■ WHAT YOU ARE ASKED TO DO ■
Within the listing below, locate all lines containing the word "emily". Copy each one.

■ EXTRACTED INFORMATION ■
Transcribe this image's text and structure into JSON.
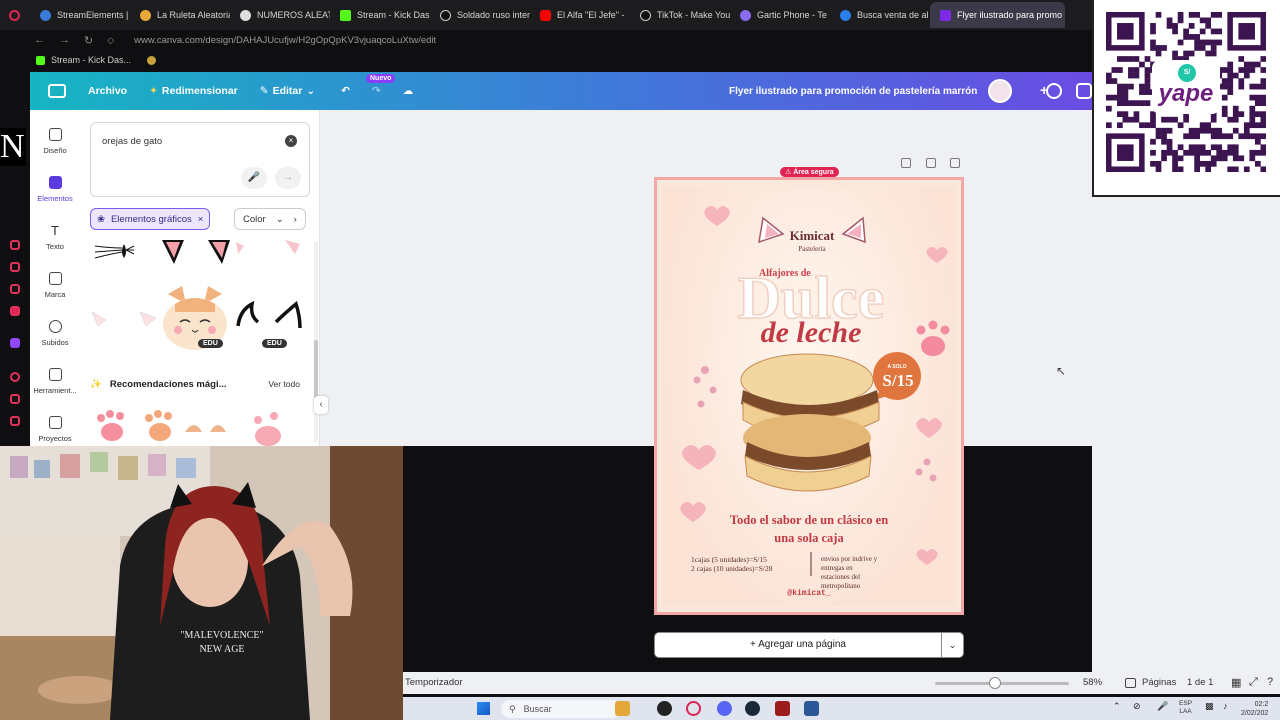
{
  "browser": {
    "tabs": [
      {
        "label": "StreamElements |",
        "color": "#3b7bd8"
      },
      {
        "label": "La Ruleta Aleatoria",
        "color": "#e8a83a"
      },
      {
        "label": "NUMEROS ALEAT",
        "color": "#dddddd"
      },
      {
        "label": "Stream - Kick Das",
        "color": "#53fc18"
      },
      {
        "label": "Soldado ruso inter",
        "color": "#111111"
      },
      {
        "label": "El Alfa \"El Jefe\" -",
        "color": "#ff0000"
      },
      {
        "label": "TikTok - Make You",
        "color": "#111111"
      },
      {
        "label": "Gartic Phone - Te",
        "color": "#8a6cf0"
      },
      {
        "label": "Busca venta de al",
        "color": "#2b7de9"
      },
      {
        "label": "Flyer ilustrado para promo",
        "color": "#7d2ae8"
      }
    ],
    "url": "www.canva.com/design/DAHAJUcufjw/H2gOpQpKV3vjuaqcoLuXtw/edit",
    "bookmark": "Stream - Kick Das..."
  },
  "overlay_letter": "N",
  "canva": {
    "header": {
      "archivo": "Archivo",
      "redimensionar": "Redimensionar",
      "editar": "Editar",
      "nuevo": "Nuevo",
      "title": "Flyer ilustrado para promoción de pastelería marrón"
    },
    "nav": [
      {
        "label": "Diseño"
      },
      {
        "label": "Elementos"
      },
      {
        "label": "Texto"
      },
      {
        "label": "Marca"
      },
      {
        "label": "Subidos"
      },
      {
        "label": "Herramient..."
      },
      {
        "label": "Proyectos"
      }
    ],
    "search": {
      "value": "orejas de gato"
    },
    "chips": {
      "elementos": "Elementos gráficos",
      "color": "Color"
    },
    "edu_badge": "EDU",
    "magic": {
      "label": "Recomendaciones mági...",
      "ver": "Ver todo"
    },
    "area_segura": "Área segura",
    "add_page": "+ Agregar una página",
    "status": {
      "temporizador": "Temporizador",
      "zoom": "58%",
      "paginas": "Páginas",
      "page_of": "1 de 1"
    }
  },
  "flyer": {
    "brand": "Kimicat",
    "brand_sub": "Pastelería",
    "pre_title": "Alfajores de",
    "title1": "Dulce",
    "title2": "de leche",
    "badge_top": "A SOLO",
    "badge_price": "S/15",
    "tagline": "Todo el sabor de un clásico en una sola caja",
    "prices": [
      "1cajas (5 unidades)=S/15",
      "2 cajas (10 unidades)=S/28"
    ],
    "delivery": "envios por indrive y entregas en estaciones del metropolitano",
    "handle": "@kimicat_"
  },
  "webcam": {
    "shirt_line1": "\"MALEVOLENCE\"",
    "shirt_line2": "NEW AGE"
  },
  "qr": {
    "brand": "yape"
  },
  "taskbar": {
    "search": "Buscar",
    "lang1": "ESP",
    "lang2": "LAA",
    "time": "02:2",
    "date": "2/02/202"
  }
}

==

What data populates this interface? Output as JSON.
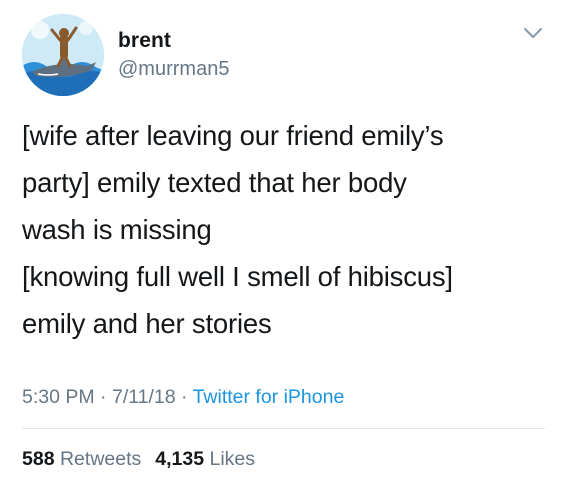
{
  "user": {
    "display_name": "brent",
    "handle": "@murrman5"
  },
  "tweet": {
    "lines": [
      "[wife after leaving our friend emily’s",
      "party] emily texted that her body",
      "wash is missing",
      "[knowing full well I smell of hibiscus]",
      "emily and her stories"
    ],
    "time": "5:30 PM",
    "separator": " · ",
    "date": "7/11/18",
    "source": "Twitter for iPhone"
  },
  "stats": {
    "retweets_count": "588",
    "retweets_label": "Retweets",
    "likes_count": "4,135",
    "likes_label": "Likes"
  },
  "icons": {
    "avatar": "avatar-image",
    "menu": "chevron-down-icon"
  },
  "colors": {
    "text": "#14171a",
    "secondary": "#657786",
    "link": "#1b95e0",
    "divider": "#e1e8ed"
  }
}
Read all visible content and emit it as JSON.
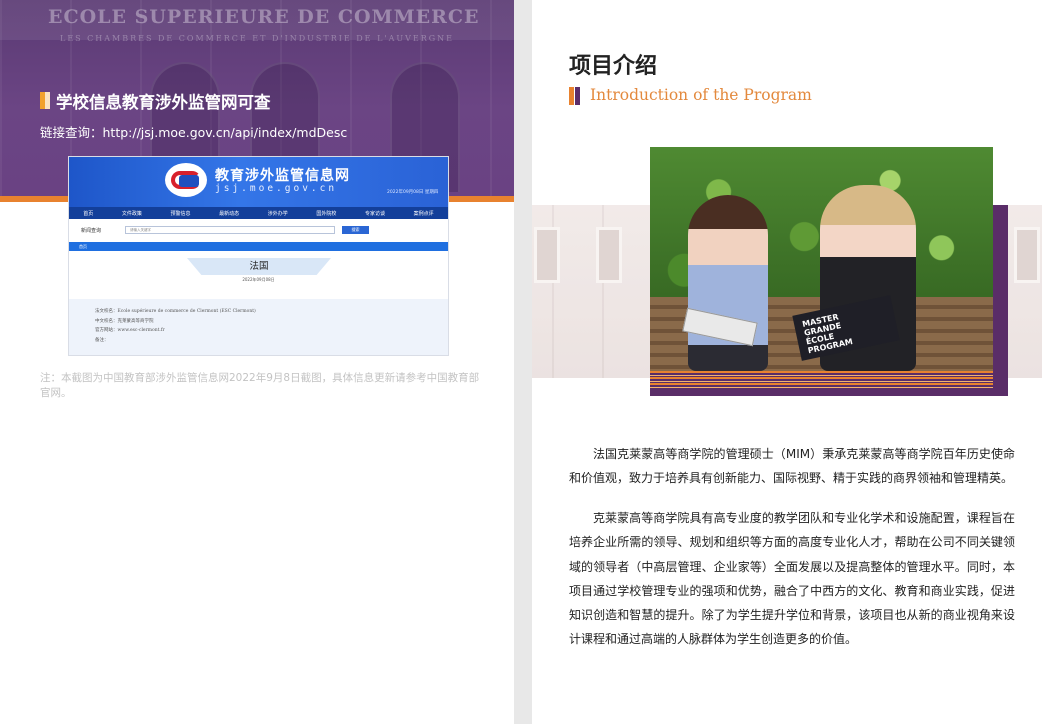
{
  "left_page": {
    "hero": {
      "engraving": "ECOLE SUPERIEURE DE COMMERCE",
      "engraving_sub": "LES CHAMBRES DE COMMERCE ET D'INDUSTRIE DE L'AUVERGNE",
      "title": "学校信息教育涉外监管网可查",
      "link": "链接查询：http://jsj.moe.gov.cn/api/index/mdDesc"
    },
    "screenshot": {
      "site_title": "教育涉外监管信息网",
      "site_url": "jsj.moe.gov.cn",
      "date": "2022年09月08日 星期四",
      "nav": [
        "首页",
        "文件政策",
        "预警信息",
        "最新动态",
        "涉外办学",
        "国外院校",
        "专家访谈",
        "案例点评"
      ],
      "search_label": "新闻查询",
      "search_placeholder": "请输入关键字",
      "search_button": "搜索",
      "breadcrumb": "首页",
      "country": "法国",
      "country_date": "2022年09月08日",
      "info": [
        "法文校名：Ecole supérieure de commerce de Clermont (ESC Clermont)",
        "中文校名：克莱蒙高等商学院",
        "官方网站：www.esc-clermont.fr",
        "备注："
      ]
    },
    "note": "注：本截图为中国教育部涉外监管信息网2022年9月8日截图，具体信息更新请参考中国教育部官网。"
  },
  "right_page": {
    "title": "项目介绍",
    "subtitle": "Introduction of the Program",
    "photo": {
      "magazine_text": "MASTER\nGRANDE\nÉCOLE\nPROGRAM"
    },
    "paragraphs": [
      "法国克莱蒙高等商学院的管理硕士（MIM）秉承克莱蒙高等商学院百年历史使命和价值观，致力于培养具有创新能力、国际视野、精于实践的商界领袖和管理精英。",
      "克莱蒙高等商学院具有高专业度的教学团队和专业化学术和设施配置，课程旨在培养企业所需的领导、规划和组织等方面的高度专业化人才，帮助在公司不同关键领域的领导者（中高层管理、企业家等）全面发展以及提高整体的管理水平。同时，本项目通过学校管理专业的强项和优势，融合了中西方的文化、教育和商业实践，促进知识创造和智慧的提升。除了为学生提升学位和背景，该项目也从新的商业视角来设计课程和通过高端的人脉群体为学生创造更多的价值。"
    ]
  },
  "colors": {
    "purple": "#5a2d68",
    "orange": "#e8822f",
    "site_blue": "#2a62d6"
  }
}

■ TASK ANSWER ■
      "[wife after leaving our friend emily’s",
      "party] emily texted that her body",
      "emily and her stories"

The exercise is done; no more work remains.